邀 请 人：钟诚文教授
报 告 人：韩国庆尚大学R.S.Myong教授
报告题目1：Boltzmann Gas Dynamics for Rarefied and Microscale Gases
A unified framework for rarefied and microscale (monatomic and polyatomic) gases and viscoelastic fluids based on the Boltzmann kinetic description is presented in this talk. The conventional description of gases is based on the two-century old first-order Navier-Stokes-Fourier constitutive laws. In order to overcome limitations of the first-order laws, the second-order algebraic nonlinear coupled constitutive laws are derived from the Boltzmann kinetic equation via the new closing-last balanced closure.
The holistic second-order non-Navier non-Fourier constitutive lawsare then validated using the atomic-level molecular dynamics simulation for the viscous stress and heat flux calculated directly from the molecular data via the Irving-Kirkwood procedure.
In addition, the new second-order laws, in conjunction with a mixed modal discontinuous Galerkin method, are applied to several challenging problems; shock structure, nanoscale Poiseuille flow, shock-vortex interaction, and rarefied hypersonic flow. Lastly, the new non-classical laws are extended to a multi-phase flow in order to investigate the rocket plume-lunar surface interaction and regolith particle dispersal in rarefied dusty gas flow in Lunar landing.
(Also check Indian GIAN Lecture on “Rarefied & Microscale Gases and Viscoelastic Fluids: A Unified Framework”, 2017, IIT Kanpur, https://www.youtube.com/)
报告题目2：Recent Progress in Aircraft In-flight Icing and Certification
The Research Center for Aircraft Core Technology (ACTRC) was founded in 2017 with the aim to attack directly the crux of unsolved problems in safety-related core systems of aircraft. The ACTRC envisions, in particular, the development of the critical linchpin technology like aircraft in-flight icing and certification upon which the aircraft industry will hinge. In this talk, recent progress in understanding of aerodynamic and propulsive effects of in-flight icing on fixed-wing aircraft and rotorcraft is described.

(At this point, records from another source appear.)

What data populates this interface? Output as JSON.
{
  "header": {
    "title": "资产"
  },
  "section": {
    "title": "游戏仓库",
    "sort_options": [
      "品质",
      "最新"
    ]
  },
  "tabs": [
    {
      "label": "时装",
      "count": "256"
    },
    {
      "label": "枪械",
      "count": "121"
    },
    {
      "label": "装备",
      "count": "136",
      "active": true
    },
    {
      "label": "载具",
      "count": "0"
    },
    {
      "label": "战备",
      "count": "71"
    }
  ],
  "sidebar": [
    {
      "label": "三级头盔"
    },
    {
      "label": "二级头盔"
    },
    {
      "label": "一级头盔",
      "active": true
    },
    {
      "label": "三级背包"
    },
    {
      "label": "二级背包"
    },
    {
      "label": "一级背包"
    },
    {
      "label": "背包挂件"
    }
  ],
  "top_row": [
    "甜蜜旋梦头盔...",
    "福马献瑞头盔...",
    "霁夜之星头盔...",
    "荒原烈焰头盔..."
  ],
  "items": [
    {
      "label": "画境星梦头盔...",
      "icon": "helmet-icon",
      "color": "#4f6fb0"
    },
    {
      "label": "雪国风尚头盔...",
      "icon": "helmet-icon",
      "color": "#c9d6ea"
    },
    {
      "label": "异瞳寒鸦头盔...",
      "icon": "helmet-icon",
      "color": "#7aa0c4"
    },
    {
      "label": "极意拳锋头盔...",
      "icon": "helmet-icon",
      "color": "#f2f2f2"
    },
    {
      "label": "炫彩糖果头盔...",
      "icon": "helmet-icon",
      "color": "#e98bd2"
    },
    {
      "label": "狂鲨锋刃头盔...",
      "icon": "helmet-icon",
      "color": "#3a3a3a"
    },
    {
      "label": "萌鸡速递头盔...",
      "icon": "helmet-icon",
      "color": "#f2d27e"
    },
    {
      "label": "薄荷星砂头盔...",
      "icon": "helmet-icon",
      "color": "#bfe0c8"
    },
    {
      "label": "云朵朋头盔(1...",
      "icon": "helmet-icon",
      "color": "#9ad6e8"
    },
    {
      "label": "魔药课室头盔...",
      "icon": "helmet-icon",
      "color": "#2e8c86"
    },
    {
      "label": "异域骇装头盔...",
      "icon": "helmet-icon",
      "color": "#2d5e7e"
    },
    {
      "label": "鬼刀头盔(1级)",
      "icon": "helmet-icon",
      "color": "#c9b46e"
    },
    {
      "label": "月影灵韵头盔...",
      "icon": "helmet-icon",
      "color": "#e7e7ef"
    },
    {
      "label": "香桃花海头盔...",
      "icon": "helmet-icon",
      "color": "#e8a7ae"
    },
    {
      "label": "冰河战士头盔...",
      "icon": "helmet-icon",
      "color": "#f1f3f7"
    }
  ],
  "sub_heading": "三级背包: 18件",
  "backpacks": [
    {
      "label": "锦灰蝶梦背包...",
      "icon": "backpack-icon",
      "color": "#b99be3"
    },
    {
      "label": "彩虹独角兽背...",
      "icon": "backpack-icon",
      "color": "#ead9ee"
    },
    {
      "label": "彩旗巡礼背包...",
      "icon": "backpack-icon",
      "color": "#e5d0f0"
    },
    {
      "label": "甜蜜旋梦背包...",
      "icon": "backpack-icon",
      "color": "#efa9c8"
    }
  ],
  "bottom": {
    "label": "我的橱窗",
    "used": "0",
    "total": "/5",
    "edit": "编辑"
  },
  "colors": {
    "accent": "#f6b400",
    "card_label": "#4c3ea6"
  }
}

As the first example, ice accretion on the surface of an electro-thermal anti-icing system around a rotorcraft engine air intake was investigated on the basis of computational and experimental methods. It was shown that the general shape and range of ice accretion predicted by CFD calculations are in close agreement with experimental data obtained by an icing wind tunnel.
Also, using new unified CFD solvers--all of which are based on a single unstructured upwind finite volume framework--of clean air, large droplet impingement, ice accretion, and the aerodynamic analysis of ice effects, ice accretion and aerodynamic effects on a multi-element airfoil were investigated under the recently introduced Appendix O icing envelope.
R. S. Myong(明魯信)
Professor, Department of Aerospace and Software Engineering, Gyeongsang National University,
Jinju, South Korea (1999-Present, http://acml.gnu.ac.kr/)
Director, Research Center for Aircraft Core Technology (ACTRC), Jinju, South Korea (2017-Present)
Guest Professor, Northwestern Polytechnical University, Xian, China (2014-Present)
Research Associate, NASA Goddard Space Flight Center, US (1997-1999)
Ph.D. in Aerospace Engineering, University of Michigan, US (1996)
M.S. & B.S. in Aeronautical Engineering, Seoul National University, South Korea (1989, 1987)
Chairman, 32nd International Symposium on Rarefied Gas Dynamics in 2020, Seoul, South Korea
Associate Editor, Advances in Aerodynamics, CARDC, China (2018-Present)
Associate Editor, Communications in Computational Physics, UK (2010-2016)